One of the leading inventors of the 19th century and early 20th century, Granville T. Woods patented on April 7, 1885 an apparatus for transmission of messages by using electricity.

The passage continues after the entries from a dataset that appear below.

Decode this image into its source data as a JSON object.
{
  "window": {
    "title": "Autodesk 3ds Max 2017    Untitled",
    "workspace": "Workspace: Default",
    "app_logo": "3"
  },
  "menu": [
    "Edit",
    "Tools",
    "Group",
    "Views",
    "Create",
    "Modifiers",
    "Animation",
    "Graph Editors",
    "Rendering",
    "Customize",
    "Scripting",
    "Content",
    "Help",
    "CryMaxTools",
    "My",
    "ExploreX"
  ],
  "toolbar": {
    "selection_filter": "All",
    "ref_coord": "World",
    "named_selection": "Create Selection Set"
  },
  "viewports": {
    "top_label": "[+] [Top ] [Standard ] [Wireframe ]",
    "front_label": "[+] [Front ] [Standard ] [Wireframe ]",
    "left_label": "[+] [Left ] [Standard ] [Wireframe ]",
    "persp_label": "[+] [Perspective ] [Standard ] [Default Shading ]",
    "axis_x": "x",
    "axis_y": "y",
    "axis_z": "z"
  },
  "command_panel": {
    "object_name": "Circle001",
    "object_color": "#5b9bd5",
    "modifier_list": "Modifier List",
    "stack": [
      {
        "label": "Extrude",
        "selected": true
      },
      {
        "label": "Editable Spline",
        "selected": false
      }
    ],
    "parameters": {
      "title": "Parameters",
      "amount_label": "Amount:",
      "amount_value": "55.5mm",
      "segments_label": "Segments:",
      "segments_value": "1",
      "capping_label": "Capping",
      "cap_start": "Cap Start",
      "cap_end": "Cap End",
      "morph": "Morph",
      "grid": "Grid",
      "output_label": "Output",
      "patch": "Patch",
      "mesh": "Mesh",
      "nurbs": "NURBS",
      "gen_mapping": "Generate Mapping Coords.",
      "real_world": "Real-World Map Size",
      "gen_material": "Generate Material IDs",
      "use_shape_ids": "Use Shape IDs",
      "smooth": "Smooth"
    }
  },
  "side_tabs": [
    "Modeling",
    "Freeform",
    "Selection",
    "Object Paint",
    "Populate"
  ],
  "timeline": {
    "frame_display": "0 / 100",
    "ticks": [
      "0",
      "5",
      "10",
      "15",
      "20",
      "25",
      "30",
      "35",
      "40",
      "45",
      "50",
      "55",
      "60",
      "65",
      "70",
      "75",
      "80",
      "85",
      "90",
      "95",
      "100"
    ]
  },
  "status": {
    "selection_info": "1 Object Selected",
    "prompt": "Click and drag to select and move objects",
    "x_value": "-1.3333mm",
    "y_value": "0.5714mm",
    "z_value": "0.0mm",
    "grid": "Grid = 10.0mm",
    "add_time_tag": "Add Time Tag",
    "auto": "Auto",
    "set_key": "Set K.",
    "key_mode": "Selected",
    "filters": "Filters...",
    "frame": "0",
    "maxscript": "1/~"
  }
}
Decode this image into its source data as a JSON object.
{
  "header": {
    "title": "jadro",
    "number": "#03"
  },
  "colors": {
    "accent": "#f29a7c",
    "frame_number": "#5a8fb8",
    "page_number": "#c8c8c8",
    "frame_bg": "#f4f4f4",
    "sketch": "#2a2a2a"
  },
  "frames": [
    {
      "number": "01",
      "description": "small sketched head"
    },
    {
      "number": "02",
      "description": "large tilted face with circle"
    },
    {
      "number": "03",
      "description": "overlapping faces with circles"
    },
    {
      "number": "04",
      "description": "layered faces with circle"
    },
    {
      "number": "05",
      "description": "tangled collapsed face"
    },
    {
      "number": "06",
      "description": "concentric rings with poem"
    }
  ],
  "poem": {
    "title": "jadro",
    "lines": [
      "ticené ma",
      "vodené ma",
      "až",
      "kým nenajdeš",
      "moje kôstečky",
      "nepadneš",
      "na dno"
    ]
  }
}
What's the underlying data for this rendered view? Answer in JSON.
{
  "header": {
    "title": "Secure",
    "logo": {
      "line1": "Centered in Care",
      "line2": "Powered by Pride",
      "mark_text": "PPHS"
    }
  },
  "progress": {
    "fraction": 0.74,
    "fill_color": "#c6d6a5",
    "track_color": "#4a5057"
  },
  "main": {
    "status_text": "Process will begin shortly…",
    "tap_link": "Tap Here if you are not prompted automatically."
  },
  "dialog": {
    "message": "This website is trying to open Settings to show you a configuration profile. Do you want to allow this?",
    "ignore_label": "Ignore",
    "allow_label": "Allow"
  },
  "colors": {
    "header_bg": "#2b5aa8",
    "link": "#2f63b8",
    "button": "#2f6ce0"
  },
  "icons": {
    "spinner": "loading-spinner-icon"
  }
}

Woods was often described as the “Black” Edison. Actually, he won twice in court defending his inventions from claims by Thomas Edison. Woods patented more than 50 inventions including the Synchronous Multiplex Railway Telegraph which enabled communications between train stations from moving trains. This system completely changed the operation of the railway system; saving perhaps thousands of lives by allowing trains to communicate with each other while moving on the rails. Woods sold his telegraphony invention which was a system in which a telegraph station could use a single wire to send messages by voice and telegraph to American Bell Telephone Company. He sold many of his inventions to General Electric, American Engineering and Westinghouse. Woods was born on April 23, 1856 in Columbus, Ohio and died on January 30, 1910 in New York City at age 53.